DISCOVER
×

How to Get the Smell of WD40 Out of Fabric

Updated February 21, 2017

Removing pervasive and strong smells, such as the smell of WD-40, from materials can be difficult, but it is possible. Luckily, there are a few options available. Cleansers available in department stores can remove odours. There are also many household essentials that you probably already have on hand that can remove strong odours from fabrics. One of the easiest options is to place your fabric outside in the sun. Simply airing the material out can remove most, if not all, of the smelly odours.

Purchase a cleanser that uses enzymes to break up the proteins left by different compounds. Examples of such cleansers include Sporicidin and Ultrazyme.
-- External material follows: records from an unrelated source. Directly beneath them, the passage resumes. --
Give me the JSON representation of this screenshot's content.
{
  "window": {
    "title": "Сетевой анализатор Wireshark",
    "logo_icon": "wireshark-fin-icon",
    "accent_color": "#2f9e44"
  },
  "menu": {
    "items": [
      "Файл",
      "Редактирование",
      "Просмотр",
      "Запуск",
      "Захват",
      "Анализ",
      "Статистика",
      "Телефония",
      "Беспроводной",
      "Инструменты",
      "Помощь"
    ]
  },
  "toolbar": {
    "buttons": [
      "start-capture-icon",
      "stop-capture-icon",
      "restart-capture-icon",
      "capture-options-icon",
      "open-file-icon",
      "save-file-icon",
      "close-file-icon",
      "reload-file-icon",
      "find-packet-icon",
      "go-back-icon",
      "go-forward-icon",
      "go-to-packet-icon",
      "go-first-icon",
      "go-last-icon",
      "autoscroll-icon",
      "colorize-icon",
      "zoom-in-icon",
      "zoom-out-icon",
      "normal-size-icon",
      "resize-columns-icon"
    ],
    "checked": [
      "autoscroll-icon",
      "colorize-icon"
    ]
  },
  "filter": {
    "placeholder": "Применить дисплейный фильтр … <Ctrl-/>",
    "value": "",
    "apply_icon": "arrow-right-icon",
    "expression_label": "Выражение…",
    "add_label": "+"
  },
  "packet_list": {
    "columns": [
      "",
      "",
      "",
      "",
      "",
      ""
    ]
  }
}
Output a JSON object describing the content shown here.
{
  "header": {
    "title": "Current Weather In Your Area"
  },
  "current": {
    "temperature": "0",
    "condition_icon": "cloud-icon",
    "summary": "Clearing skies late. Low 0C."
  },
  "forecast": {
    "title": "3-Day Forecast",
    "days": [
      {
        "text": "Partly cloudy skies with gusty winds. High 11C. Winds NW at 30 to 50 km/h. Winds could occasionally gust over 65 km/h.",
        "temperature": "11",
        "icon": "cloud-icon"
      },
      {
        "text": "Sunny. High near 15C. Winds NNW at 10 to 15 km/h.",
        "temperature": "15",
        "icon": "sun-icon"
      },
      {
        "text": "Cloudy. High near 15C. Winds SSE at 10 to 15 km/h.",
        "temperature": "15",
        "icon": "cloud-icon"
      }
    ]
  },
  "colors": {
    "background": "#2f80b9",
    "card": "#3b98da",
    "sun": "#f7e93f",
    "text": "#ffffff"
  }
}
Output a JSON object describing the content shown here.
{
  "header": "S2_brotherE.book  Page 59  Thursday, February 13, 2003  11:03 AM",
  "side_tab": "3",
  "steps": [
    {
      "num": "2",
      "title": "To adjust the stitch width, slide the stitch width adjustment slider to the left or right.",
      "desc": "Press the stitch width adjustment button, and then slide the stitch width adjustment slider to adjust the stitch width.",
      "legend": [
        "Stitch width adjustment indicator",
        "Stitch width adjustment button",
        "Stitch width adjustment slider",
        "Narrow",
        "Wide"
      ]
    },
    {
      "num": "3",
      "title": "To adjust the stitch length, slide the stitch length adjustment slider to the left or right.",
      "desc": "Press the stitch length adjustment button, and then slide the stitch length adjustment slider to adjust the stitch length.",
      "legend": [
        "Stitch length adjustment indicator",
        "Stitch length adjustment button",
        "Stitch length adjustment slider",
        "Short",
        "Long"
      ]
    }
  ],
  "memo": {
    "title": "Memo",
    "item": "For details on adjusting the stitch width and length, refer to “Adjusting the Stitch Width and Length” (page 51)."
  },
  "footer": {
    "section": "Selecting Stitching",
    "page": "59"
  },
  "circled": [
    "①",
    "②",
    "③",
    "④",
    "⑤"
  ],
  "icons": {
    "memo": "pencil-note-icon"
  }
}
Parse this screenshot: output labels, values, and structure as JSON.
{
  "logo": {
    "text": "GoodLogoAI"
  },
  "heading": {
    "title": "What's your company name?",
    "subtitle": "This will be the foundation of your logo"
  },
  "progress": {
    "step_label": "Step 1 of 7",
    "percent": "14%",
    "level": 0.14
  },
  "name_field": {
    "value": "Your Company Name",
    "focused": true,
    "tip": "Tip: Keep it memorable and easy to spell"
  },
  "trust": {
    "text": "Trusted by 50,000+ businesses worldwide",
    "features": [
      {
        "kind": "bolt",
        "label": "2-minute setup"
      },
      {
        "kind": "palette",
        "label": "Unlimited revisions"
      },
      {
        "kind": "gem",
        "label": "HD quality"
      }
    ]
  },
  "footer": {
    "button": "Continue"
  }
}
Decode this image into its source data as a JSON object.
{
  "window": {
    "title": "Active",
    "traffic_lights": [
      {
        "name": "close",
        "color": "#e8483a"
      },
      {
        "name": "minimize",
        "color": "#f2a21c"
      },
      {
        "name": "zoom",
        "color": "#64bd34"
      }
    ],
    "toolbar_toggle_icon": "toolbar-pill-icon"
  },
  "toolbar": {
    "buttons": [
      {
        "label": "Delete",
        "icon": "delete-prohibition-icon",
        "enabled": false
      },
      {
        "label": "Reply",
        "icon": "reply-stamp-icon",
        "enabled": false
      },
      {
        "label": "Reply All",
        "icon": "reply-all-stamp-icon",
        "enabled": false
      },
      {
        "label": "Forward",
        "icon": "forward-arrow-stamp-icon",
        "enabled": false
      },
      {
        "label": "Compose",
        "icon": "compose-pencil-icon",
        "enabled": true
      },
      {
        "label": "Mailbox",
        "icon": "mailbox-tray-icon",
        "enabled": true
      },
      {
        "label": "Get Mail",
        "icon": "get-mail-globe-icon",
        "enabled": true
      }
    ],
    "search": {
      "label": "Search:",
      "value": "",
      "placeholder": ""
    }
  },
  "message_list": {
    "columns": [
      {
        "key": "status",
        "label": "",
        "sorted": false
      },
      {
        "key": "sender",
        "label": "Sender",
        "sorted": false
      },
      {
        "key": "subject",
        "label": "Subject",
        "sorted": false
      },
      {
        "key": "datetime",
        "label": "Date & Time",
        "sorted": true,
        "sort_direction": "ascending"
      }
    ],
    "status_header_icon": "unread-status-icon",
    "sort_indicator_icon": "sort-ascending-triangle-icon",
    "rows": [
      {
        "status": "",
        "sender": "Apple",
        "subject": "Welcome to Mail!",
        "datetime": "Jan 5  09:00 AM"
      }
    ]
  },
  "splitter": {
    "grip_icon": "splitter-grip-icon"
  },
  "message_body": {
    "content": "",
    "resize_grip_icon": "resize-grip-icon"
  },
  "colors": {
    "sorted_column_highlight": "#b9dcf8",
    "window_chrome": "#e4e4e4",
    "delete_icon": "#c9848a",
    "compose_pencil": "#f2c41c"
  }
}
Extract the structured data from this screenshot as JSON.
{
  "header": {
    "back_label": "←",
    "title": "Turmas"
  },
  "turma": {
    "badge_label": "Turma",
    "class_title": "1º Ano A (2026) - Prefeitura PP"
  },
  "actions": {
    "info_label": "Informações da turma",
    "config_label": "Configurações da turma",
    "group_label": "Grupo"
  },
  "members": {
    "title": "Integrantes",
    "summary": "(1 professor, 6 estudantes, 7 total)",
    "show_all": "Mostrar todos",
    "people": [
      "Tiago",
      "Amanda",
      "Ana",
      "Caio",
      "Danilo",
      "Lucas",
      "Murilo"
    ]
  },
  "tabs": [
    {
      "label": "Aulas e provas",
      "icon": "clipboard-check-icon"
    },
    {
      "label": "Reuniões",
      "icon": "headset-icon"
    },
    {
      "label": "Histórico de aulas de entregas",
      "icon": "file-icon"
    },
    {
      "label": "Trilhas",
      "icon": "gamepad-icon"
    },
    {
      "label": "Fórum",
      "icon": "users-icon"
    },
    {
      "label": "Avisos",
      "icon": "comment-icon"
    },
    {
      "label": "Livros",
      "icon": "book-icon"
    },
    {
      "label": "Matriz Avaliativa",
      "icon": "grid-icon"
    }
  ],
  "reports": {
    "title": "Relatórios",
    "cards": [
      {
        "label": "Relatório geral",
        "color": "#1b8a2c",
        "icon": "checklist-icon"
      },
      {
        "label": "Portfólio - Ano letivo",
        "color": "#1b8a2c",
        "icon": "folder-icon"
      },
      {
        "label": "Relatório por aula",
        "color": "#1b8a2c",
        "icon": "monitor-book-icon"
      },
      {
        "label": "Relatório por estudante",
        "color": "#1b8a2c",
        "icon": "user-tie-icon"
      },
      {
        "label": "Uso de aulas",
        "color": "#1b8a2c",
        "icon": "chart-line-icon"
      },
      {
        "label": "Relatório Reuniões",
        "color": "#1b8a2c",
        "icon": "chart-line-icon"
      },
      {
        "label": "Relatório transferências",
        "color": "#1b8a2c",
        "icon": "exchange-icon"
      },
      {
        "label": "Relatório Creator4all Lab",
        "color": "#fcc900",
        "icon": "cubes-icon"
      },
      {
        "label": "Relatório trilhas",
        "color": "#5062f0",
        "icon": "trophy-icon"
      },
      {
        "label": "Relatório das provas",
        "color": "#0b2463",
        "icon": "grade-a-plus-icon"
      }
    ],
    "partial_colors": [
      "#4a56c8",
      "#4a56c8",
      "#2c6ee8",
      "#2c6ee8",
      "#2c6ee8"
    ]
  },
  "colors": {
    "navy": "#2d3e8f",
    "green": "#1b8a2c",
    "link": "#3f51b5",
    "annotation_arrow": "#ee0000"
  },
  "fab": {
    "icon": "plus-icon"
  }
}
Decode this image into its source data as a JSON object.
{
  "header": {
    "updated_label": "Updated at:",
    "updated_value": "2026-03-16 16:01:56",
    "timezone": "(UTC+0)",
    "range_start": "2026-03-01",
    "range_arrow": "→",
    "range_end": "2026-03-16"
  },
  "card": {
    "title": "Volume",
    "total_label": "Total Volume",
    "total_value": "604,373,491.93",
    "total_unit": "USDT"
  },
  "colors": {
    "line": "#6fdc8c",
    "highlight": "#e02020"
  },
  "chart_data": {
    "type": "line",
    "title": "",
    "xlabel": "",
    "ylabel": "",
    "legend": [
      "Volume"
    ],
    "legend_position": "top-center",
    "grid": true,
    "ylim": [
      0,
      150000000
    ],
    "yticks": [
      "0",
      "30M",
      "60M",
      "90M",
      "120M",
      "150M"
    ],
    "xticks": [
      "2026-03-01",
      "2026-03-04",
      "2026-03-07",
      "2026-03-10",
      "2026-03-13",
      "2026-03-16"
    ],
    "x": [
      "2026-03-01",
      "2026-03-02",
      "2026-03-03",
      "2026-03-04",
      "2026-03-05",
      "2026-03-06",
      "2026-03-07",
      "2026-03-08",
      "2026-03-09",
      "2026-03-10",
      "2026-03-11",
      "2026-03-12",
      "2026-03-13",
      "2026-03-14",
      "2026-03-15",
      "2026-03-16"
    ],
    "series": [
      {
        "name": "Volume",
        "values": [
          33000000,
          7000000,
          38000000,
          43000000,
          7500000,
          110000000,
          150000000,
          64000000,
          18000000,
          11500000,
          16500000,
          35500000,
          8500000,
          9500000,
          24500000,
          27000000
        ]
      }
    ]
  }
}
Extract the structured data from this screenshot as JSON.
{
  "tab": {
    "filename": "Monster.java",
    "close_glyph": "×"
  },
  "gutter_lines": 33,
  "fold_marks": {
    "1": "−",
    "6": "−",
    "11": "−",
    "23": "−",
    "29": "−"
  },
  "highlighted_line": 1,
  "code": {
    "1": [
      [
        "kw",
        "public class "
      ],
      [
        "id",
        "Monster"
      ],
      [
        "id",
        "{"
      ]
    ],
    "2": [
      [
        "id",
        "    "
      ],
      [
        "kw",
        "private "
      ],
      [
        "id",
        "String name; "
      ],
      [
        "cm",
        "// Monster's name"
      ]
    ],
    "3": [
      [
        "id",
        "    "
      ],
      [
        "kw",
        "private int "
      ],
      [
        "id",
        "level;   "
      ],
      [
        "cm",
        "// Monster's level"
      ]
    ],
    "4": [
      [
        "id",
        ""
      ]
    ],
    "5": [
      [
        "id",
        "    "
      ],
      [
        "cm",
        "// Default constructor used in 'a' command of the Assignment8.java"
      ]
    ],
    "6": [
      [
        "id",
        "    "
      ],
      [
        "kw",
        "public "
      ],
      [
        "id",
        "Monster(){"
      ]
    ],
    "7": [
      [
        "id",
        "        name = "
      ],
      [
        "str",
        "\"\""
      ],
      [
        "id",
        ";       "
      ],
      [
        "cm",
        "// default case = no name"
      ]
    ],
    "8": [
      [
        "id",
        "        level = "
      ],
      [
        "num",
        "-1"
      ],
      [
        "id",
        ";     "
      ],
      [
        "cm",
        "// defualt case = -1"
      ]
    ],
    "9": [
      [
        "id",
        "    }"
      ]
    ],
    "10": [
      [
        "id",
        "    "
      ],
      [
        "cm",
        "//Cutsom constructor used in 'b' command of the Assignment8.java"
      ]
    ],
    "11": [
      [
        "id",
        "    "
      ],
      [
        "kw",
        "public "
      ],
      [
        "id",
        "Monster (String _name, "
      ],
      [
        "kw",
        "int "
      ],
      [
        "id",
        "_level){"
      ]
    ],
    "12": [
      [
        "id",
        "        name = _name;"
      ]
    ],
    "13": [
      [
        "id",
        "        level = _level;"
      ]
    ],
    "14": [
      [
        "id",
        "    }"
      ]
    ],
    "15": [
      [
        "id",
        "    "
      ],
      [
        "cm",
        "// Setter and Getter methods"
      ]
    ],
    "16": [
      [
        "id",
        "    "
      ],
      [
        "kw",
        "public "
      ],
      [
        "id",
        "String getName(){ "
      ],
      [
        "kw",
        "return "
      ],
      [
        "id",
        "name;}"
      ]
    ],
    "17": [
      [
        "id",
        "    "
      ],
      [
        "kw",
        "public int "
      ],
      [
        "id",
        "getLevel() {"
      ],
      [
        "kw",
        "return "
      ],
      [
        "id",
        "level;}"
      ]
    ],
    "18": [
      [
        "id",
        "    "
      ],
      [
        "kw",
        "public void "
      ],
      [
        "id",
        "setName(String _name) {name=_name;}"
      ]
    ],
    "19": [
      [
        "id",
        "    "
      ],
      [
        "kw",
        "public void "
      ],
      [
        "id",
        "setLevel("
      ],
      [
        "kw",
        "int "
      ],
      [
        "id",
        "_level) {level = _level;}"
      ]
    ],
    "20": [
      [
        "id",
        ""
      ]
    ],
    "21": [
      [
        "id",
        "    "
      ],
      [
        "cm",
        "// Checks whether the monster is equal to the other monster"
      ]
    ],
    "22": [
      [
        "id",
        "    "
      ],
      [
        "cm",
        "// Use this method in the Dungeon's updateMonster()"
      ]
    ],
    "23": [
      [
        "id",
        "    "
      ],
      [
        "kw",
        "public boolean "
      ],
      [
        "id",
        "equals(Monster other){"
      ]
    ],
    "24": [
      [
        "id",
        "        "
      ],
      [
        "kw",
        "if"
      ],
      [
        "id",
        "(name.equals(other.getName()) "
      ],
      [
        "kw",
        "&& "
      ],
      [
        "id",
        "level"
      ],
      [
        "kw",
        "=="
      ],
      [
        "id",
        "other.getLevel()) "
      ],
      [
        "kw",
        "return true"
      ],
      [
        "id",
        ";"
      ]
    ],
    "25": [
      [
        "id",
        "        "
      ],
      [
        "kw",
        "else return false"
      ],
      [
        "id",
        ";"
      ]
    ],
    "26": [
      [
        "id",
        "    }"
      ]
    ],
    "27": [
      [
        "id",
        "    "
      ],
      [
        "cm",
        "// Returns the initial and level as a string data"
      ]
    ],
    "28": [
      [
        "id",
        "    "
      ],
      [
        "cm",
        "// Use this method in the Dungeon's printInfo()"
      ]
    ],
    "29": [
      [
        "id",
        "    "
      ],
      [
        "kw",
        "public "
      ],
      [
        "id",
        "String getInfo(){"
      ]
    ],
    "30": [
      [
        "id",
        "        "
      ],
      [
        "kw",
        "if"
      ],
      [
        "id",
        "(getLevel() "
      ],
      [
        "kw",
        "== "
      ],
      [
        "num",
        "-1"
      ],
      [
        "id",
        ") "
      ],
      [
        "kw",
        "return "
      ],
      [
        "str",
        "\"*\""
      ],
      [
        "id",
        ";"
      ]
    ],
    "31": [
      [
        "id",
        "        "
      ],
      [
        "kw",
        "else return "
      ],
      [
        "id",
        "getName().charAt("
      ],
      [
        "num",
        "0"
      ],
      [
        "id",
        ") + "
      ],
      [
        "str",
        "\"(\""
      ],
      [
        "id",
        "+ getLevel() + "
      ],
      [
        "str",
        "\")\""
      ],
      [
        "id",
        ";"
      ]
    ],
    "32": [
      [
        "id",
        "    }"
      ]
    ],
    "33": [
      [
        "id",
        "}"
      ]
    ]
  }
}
Check to ensure that the product will not cause damage to the fabric that is affected by the smell.

Pour detergent-based enzymatic cleanser in the washing machine, according to the directions on the label for the type of fabric you are cleaning. Wash the fabric as you normally would.

Use dryer sheets when drying the fabric. This acts as a twofold punch to the odour when paired with the cleanser.

Place unbrewed coffee grounds in a sachet with fabric, or sprinkle them on top of the affected area. Make the sachet by folding a piece of cheesecloth and tying the top with string, a twist tie or a rubber band.

Allow the coffee grounds several hours to absorb the smell of the WD-40.

Remove the sachet or coffee grounds from the fabric by shaking them into a dustbin or vacuuming them up. Repeat if the scent is persistent.

Tip

Often, strong smells need multiple treatments. It may take several tries of either method to rid your fabric of the scent. Other chemical-free methods, like vinegar, work well to remove odours.

Warning

Be sure the cleanser you choose does not cause damage to the fabric. Detergent-based cleansers will state on the package what fabrics or materials, if any, they may cause damage to. Cleansers can be toxic to humans and pets. Keep in a secure area.

Things You'll Need

  • Detergent-based enzymatic cleaning product
  • Unbrewed coffee grounds
  • Vacuum (optional)
Cite this Article A tool to create a citation to reference this article Cite this Article

About the Author

Baird Daily is an English instructor. She is published in the "World Literary Review" and has written about music and arts for the "Daily Athenaeum." She holds a B.A. and M.A. from Western Virginia University and is a doctoral student at the University of Kentucky.